### Assignment
Which lines of the data below hold "text"? Copy each of them.

Start of Data provided

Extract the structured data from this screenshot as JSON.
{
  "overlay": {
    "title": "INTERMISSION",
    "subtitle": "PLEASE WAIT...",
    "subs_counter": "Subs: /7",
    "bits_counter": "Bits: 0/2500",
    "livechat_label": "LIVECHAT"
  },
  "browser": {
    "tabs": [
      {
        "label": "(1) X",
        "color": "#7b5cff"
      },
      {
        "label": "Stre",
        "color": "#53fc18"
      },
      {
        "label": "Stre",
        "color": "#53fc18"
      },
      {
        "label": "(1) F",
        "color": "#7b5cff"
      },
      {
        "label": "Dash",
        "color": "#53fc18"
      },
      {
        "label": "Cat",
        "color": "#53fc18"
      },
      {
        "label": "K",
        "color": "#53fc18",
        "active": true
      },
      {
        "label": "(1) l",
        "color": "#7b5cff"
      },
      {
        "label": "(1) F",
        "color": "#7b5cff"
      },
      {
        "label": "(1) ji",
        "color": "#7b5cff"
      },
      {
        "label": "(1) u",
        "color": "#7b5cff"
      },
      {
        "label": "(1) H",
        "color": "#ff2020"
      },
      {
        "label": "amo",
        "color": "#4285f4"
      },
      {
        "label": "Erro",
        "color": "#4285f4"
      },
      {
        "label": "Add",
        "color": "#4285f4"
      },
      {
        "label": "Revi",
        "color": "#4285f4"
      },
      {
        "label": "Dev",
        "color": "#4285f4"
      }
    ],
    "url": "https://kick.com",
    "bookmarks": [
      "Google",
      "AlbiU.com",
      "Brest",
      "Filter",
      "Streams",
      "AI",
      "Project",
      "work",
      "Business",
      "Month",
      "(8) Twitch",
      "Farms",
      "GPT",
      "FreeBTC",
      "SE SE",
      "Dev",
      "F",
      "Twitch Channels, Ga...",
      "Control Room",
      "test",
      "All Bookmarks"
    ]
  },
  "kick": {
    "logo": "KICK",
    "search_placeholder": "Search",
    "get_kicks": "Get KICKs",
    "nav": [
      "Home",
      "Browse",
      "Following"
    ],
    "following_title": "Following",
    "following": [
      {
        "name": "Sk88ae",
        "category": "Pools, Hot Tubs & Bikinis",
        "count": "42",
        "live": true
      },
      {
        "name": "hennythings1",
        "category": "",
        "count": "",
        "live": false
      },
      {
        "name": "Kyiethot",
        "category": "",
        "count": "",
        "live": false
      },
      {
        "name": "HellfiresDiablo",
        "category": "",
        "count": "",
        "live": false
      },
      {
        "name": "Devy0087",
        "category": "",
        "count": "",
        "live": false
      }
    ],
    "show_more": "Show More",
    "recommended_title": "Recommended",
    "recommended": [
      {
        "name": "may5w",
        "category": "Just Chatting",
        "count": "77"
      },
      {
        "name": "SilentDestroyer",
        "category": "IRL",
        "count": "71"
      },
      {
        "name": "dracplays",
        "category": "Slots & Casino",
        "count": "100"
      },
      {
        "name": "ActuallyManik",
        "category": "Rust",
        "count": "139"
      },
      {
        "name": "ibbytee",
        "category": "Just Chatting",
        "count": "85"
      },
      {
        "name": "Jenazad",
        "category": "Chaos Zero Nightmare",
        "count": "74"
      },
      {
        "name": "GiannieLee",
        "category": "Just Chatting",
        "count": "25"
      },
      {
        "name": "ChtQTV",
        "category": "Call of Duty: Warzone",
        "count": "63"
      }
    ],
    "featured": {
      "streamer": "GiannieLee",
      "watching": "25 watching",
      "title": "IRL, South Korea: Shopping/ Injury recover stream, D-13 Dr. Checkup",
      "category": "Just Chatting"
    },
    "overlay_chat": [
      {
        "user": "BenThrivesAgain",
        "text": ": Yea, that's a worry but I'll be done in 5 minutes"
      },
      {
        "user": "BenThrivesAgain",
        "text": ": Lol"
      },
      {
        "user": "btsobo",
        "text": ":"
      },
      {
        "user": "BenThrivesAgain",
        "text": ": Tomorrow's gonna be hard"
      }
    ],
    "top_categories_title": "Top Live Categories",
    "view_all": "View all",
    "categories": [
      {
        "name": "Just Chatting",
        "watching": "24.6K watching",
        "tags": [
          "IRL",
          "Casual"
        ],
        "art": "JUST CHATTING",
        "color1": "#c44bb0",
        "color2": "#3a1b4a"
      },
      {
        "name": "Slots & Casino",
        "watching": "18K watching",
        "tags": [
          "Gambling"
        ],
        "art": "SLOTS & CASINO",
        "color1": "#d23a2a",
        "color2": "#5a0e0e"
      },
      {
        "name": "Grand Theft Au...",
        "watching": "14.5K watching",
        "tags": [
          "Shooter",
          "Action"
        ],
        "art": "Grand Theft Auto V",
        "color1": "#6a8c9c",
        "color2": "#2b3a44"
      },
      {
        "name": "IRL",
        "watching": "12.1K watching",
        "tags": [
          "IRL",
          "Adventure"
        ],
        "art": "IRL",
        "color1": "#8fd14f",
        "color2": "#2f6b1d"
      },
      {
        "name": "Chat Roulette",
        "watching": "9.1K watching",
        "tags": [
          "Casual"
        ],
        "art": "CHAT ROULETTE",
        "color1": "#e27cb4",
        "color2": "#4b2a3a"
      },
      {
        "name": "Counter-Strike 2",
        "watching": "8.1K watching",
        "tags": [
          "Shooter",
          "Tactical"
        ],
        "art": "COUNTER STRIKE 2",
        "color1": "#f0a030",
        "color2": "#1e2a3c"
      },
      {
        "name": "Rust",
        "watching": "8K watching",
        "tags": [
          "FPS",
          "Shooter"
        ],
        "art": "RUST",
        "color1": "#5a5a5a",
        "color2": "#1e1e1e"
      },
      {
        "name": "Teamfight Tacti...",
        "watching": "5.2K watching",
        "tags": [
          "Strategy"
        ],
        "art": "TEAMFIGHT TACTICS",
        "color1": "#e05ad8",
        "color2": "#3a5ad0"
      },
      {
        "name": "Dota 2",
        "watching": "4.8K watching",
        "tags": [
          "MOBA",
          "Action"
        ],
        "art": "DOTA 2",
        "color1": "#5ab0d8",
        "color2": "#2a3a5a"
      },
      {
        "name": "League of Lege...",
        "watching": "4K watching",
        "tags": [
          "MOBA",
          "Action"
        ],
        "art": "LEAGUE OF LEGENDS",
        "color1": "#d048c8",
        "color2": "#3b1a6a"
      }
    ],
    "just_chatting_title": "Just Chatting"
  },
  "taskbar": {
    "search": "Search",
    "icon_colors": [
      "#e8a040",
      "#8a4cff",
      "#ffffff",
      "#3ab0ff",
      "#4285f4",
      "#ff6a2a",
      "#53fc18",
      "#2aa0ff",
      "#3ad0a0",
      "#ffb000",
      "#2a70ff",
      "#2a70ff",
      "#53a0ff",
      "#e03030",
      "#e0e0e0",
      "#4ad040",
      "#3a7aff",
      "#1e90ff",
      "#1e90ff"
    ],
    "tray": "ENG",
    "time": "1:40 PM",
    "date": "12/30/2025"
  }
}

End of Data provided

### The answer
        "text": ": Yea, that's a worry but I'll be done in 5 minutes"
        "text": ": Lol"
        "text": ":"
        "text": ": Tomorrow's gonna be hard"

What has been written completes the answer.